OpenIntro was started with one goal in mind: create a free and open-source introductory textbook. The mission of OpenIntro is to make educational products that are free, transparent, and lower barriers to education. I am a co-author on the three textbooks developed as part of this project and I also work on developing supplementary materials such as R labs, lecture slides, answer keys for instructors. Find out more at openintro.org.
MOOCs - Course development:
I am currently teaching the Statistics with R Specialization on Coursera. This specialization contains content from my previous Data Analysis and Statistical Inference course as well as a new course on Bayesian Statistics and a capstone project.
I have developed and taught the popular MOOC Data Analysis and Statistical Inference on Coursera.
This course is part of the Reasoning, Data Analysis and Writing Specialization. My collaborators on this Specialization course are Denise Comer (Duke, Thompson Program in Writing), Ram Neta (UNC, Philosophy), and Walter Sinnott-Armstrong (Duke, Philosophy).
I am also involved with the Teaching Statistical Thinking, along with Dalene Stangl (Duke, Statistical Science) and Kate Allman (Duke, Program in Education). This project is supported by the Bass Connections - Education and Human Development.
MOOCs - Research: Coursera and the Future of MOOCs
With the rise of open, online, publicly available education, educators have begun to question the legitimacy and practicality of this new form of learning (research opportunities, cost effectiveness vs. quality of education, completion rates, etc.). Our Bass Connections team in the Education and Human Development theme has developed and launched two Coursera courses in introductory chemistry and statistics, developing modules, investigating alternative means of conveying information, and probing the future of online education through mixed-methods research. Student team members are involved with all components of the project as well as serving as Community TAs for the courses. My collaborator on the project is Dorian Canelas (Duke, Chemistry). Find out more on the project homepage.
W-ISE and STEM FoR ALL:

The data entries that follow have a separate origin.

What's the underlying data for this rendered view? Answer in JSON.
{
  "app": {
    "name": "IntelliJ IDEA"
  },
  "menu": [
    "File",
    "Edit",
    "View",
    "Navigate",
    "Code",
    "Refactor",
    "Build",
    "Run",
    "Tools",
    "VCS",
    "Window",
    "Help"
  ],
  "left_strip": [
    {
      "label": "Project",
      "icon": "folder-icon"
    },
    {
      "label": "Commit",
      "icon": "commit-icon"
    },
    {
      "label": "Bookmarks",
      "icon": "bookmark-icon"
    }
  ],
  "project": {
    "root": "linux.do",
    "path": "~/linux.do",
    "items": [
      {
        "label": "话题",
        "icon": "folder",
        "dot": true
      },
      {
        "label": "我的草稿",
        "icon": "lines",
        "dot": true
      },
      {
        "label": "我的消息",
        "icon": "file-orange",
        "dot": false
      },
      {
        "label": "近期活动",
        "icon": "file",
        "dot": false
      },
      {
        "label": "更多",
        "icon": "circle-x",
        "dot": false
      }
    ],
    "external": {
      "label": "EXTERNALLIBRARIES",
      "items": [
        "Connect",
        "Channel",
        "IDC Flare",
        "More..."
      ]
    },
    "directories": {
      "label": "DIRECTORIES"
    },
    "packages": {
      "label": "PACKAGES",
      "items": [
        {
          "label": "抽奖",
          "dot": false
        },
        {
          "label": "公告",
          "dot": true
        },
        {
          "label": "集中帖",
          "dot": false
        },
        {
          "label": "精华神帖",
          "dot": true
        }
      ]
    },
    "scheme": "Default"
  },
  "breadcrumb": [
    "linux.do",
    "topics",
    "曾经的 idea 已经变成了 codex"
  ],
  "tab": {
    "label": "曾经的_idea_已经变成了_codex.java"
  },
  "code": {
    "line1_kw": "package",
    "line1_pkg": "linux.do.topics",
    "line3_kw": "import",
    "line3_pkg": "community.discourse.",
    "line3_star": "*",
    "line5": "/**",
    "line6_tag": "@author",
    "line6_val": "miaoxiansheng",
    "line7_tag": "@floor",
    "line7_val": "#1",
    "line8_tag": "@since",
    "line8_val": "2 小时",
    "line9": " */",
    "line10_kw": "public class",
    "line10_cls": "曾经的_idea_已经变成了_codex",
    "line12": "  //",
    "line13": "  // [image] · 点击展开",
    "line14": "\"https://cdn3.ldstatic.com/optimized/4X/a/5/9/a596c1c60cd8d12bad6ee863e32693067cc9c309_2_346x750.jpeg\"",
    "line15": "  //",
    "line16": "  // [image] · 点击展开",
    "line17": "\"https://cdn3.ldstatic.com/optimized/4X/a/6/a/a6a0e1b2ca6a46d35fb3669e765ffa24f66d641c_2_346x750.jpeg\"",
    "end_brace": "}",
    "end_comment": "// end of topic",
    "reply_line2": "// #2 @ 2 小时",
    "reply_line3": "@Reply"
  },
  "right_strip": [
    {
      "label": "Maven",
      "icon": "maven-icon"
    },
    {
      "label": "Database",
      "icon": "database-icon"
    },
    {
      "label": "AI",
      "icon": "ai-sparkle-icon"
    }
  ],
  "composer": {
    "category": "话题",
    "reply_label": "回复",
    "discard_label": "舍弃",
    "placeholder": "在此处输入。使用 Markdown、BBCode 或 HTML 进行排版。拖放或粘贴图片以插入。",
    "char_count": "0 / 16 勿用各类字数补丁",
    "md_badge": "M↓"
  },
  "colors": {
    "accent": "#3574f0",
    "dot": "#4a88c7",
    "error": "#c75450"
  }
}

This project aims to assess the use of active-learning techniques in introductory STEM courses as a means of increasing retention of women and minorities. Our model is based on social cognitive career theory (SCCT). SCCT suggests that individuals are more likely to pursue and continue in a field of study when, among other conditions, the individual has a high level of self-efficacy (feelings of ``I can do it”). Previous research suggest that self-efficacy is an especially good predictor of retention rates for groups who are viewed as a marginalized group within a field, such as women and minority students in STEM. Motivated by these findings, this project explores whether and how active-learning techniques in introductory STEM courses affects students’ self-efficacy since an increase in self-efficacy would suggest an increase in retention rates. The project is funded by Bass Connections - Education and Human Development for the 2015-2016 Academic year and my collaborator on the project is Genna Miller (Duke, Economics).
Statistical education apps developed in R Shiny. Check out the gallery and let me know if you would like to contribute to this project.
This page is perpetually under development, check back again for an updated list of projects I’m working on.Share